Nobel laureate Wole Soyinka has questioned the Federal Government’s handling of the farmer-herder crisis.
Speaking exclusively on Interview Session, which airs every Monday, the literary icon wondered why the government was yet to ban the cattle group, Miyetti Allah while it had proscribed the Indigenous People of Biafra, a group seeking the secession of the South-East from Nigeria.
He said Nigeria must always put the country’s history in perspective to understand security challenges.
“My temperament does not accept that anyone should change me out of my God-given earth. So, it’s a temperamental thing as well,” Soyinka said.
“The idea that you can unleash terror on me because you want my little patch of territory or you want my soul, that is you want to subjugate me, you want to turn me into a slave. Well, I would sort that out first.
“And then I’ll make up my mind whether I want to leave. So each outrage, unfortunately, has the opposite effect. Whether the outrage is taking place in Benue, Kaduna, or is taking place in Owo. Or whether it is taking place right here on the (Ogun state) border – we’ve been subjected also to this lunacy, of the subjugation mentality which some minority people hold. And I find it very difficult to accept to be chased out of my entitled portion of the earth.
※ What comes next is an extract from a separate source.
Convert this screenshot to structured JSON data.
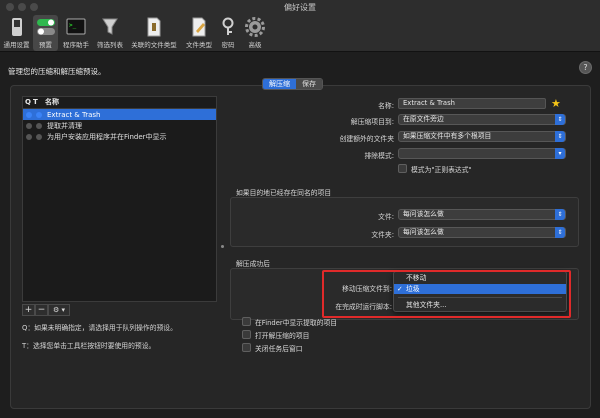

“Many people just either do not know the history or do not understand the purpose of history. And then there’s a different group also who are very selective about history; they know how to distort or misuse history.